As always, when it comes to ballot measures in San Francisco, you have to distinguish reality from fiction. In this case, when is a ballot measure somethign that has Actual Power to Do Something, versus a taxpayer funded civic feel-good session?
The key is to distinguish between a measure that amends the City Charter (aka our local government’s Constitution) and an advisory measure, which has no power at all to change policy or direct elected officials to actually DO something.
Unlike Mr. Golinger, who wrote some stupid nonsense in a local paper mis-representing the measure, I decided to look it up myself at the library. Upon reading the actual text of the measure it was clear that Prop. AA (1993) was in fact, just an advisory measure. In other words, people voted on this and got a warm happy feeling inside thinking they’d made a difference, when in fact they hadn’t done anything at all.
This fall you’ll hear a lot of chatter about Proposition L, the Cars First measure. Like Proposition AA, it too is an advisory measure. That means it has about as much effect on policy as, say Sean Parker (tech millionaire) and the Republican Party scrawled their declarations on sandwich boards like the crazies downtown, and marched in a circle around City Hall for 40 Days and Nights. In other words, it doesn’t mean squat.
For some reason journalists, bloggers, transit advocates, political activists, and the like keep treating this long winded joke as something serious, up to and including the opponents to the measure. As for me, I don’t take it too seriously, except as a covert attack on the transit bonds (also on the ballot) that would pay for infrastructure and repairs.

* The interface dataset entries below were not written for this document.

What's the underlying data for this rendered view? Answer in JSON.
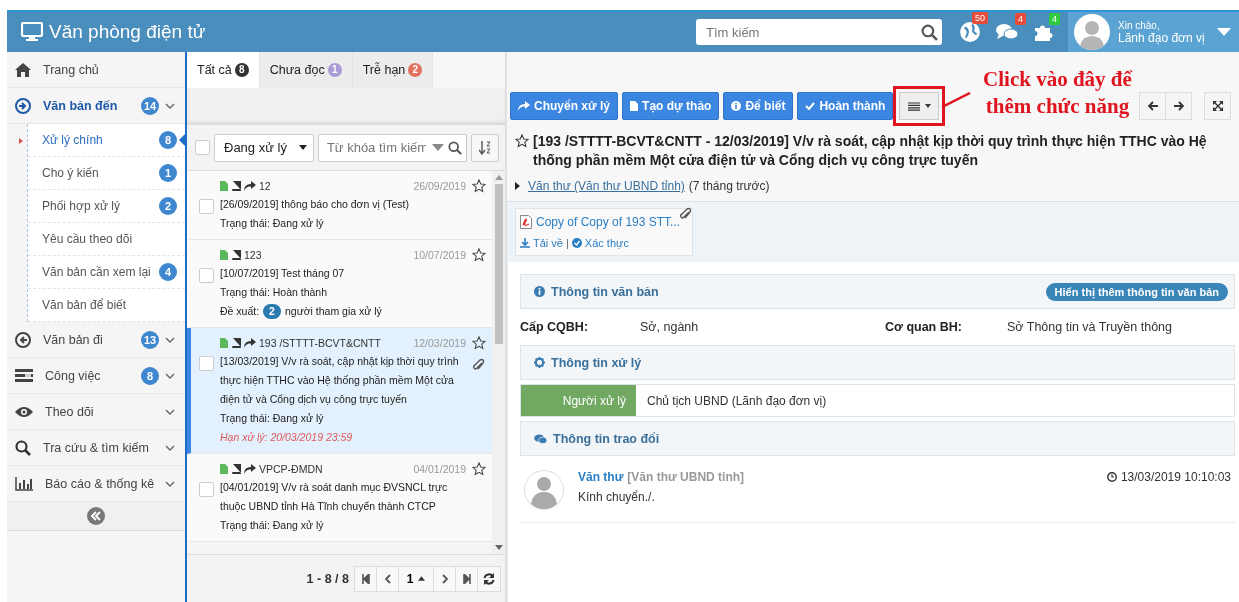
{
  "header": {
    "title": "Văn phòng điện tử",
    "search_placeholder": "Tìm kiếm",
    "notifications": [
      {
        "count": "50",
        "color": "#e74c3c"
      },
      {
        "count": "4",
        "color": "#e74c3c"
      },
      {
        "count": "4",
        "color": "#2ecc40"
      }
    ],
    "greeting": "Xin chào,",
    "user": "Lãnh đạo đơn vị"
  },
  "sidebar": {
    "items": [
      {
        "label": "Trang chủ",
        "selected": false
      },
      {
        "label": "Văn bản đến",
        "count": "14",
        "selected": true,
        "collapsible": true,
        "expanded": true,
        "children": [
          {
            "label": "Xử lý chính",
            "count": "8",
            "selected": true
          },
          {
            "label": "Cho ý kiến",
            "count": "1",
            "selected": false
          },
          {
            "label": "Phối hợp xử lý",
            "count": "2",
            "selected": false
          },
          {
            "label": "Yêu cầu theo dõi",
            "selected": false
          },
          {
            "label": "Văn bản cần xem lại",
            "count": "4",
            "selected": false
          },
          {
            "label": "Văn bản để biết",
            "selected": false
          }
        ]
      },
      {
        "label": "Văn bản đi",
        "count": "13",
        "selected": false,
        "collapsible": true
      },
      {
        "label": "Công việc",
        "count": "8",
        "selected": false,
        "collapsible": true
      },
      {
        "label": "Theo dõi",
        "selected": false,
        "collapsible": true
      },
      {
        "label": "Tra cứu & tìm kiếm",
        "selected": false,
        "collapsible": true
      },
      {
        "label": "Báo cáo & thống kê",
        "selected": false,
        "collapsible": true
      }
    ]
  },
  "tabs": [
    {
      "label": "Tất cả",
      "count": "8",
      "color": "#333333",
      "selected": true
    },
    {
      "label": "Chưa đọc",
      "count": "1",
      "color": "#a99bd6",
      "selected": false
    },
    {
      "label": "Trễ hạn",
      "count": "2",
      "color": "#e07060",
      "selected": false
    }
  ],
  "list": {
    "filter": {
      "checked": false,
      "status": "Đang xử lý",
      "placeholder": "Từ khóa tìm kiếm"
    },
    "items": [
      {
        "number": "12",
        "date": "26/09/2019",
        "summary": "[26/09/2019] thông báo cho đơn vị (Test)",
        "status": "Trạng thái: Đang xử lý",
        "forwarded": true,
        "attachment": false,
        "starred": false,
        "checked": false,
        "selected": false
      },
      {
        "number": "123",
        "date": "10/07/2019",
        "summary": "[10/07/2019] Test tháng 07",
        "status": "Trạng thái: Hoàn thành",
        "proposal": {
          "label": "Đề xuất:",
          "count": "2",
          "text": "người tham gia xử lý"
        },
        "forwarded": false,
        "attachment": false,
        "starred": false,
        "checked": false,
        "selected": false
      },
      {
        "number": "193 /STTTT-BCVT&CNTT",
        "date": "12/03/2019",
        "summary": "[13/03/2019] V/v rà soát, cập nhật kịp thời quy trình thực hiện TTHC vào Hệ thống phần mềm Một cửa điện tử và Cổng dịch vụ công trực tuyến",
        "status": "Trạng thái: Đang xử lý",
        "deadline": "Hạn xử lý: 20/03/2019 23:59",
        "forwarded": true,
        "attachment": true,
        "starred": false,
        "checked": false,
        "selected": true
      },
      {
        "number": "VPCP-ĐMDN",
        "date": "04/01/2019",
        "summary": "[04/01/2019] V/v rà soát danh mục ĐVSNCL trực thuộc UBND tỉnh Hà Tĩnh chuyển thành CTCP",
        "status": "Trạng thái: Đang xử lý",
        "forwarded": true,
        "attachment": false,
        "starred": false,
        "checked": false,
        "selected": false
      }
    ],
    "pagination": {
      "range": "1 - 8 / 8",
      "page": "1"
    }
  },
  "detail": {
    "buttons": [
      {
        "label": "Chuyển xử lý",
        "kind": "forward"
      },
      {
        "label": "Tạo dự thảo",
        "kind": "draft"
      },
      {
        "label": "Để biết",
        "kind": "info"
      },
      {
        "label": "Hoàn thành",
        "kind": "done"
      }
    ],
    "title": "[193 /STTTT-BCVT&CNTT - 12/03/2019] V/v rà soát, cập nhật kịp thời quy trình thực hiện TTHC vào Hệ thống phần mềm Một cửa điện tử và Cổng dịch vụ công trực tuyến",
    "starred": false,
    "sender": "Văn thư (Văn thư UBND tỉnh)",
    "sent_ago": "(7 tháng trước)",
    "attachment": {
      "name": "Copy of Copy of 193 STT...",
      "download": "Tải về",
      "separator": "|",
      "verify": "Xác thực"
    },
    "info": {
      "heading": "Thông tin văn bản",
      "more_button": "Hiển thị thêm thông tin văn bản",
      "fields": [
        {
          "label": "Cấp CQBH:",
          "value": "Sở, ngành"
        },
        {
          "label": "Cơ quan BH:",
          "value": "Sở Thông tin và Truyền thông"
        }
      ]
    },
    "processing": {
      "heading": "Thông tin xử lý",
      "rows": [
        {
          "label": "Người xử lý",
          "value": "Chủ tịch UBND (Lãnh đạo đơn vị)"
        }
      ]
    },
    "exchange": {
      "heading": "Thông tin trao đổi",
      "comments": [
        {
          "author": "Văn thư",
          "unit": "[Văn thư UBND tỉnh]",
          "time": "13/03/2019 10:10:03",
          "text": "Kính chuyển./."
        }
      ]
    }
  },
  "annotation": {
    "text": "Click vào đây để thêm chức năng"
  }
}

That bond measure has an Actual Power to Do Something, so for that reason when anyone asks me at Prop. L, I dismiss it as right wing propaganda by those too wimpy to take on the establishment honestly via the bond campaign.
PS: The one ballot measure we need more than ever is one that banishes these foolish non binding measures, both via ballot measures, and via the Board of Supervisors. They are a waste of time and divert attention from real solutions to problems that actually matter to people. If people want to have their “voice heard” on an issue, go have a demonstration, get a Facebook page, buy some billboards, or whatever. Don’t use the election system to force taxpayers to deal with your bullshit, thought.